Problem:
For the data below, report the number of lines that contain the string "icon" and nothing else.
+++
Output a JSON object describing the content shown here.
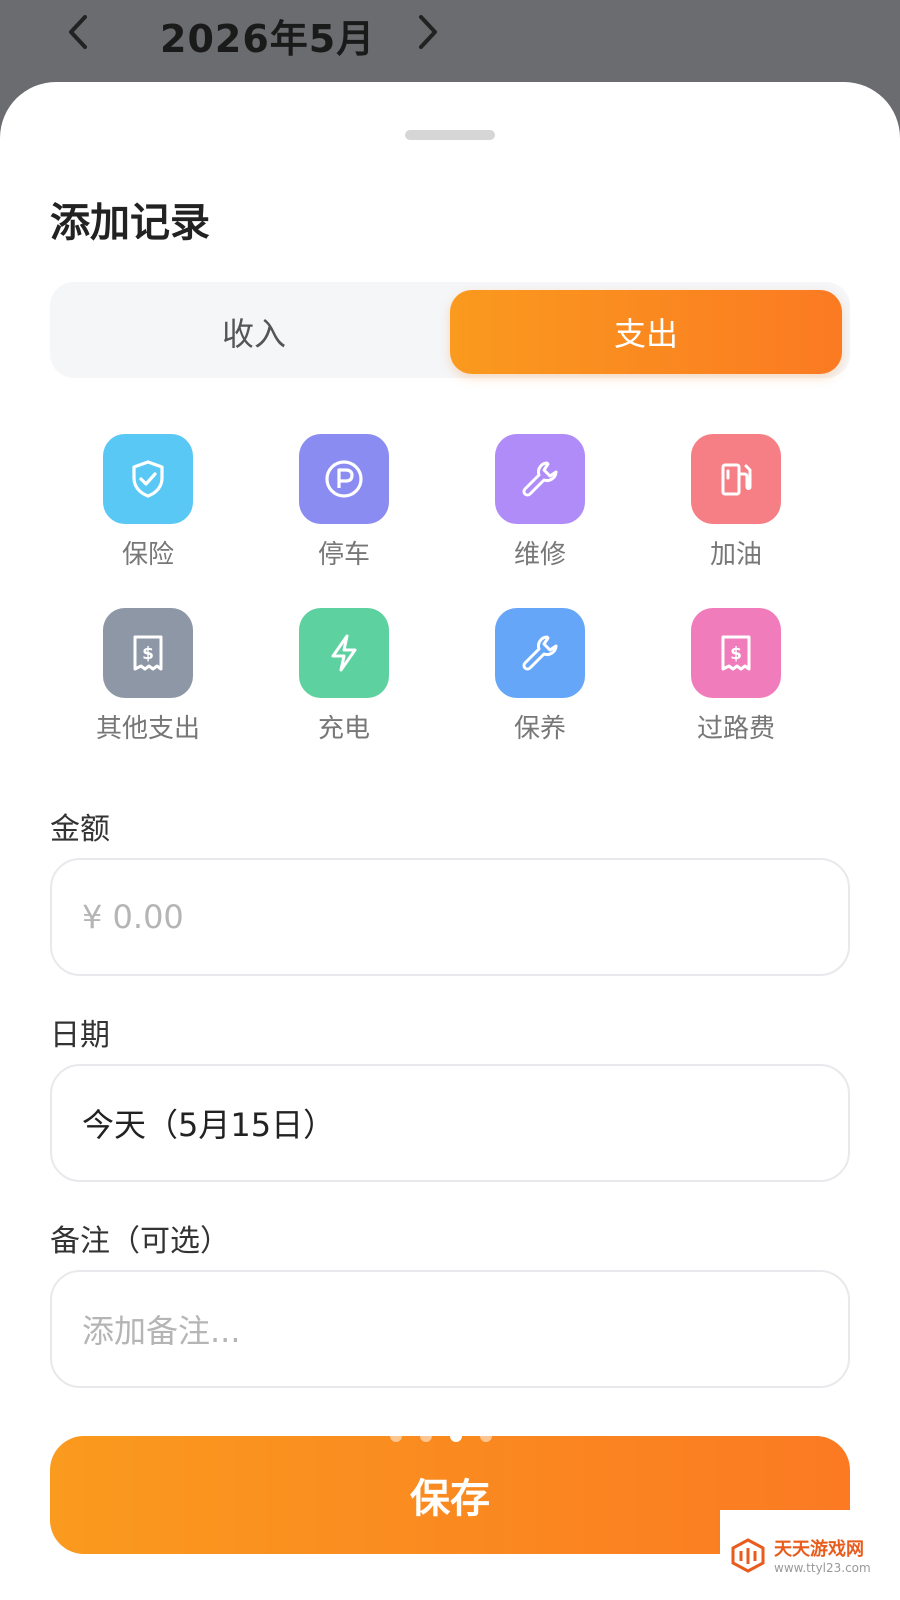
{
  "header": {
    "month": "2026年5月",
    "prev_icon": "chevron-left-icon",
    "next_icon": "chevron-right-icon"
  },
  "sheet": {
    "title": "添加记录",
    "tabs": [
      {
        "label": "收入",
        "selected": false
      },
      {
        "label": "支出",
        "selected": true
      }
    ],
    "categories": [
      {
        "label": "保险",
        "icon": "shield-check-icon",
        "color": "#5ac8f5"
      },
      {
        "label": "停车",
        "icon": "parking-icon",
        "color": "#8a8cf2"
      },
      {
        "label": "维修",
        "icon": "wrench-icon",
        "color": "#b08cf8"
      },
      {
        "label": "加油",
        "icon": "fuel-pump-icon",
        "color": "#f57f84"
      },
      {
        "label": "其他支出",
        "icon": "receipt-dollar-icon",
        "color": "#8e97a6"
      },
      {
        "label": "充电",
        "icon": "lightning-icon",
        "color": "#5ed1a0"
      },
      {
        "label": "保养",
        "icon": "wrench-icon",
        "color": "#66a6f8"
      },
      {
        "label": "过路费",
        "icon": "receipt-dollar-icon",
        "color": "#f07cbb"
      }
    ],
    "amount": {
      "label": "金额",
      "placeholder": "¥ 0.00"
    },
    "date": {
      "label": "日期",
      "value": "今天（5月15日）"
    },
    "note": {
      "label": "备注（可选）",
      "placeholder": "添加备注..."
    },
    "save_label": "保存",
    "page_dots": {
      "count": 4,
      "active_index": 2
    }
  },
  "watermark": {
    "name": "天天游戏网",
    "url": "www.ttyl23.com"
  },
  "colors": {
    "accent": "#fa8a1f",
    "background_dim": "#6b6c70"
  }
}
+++
Answer space:
10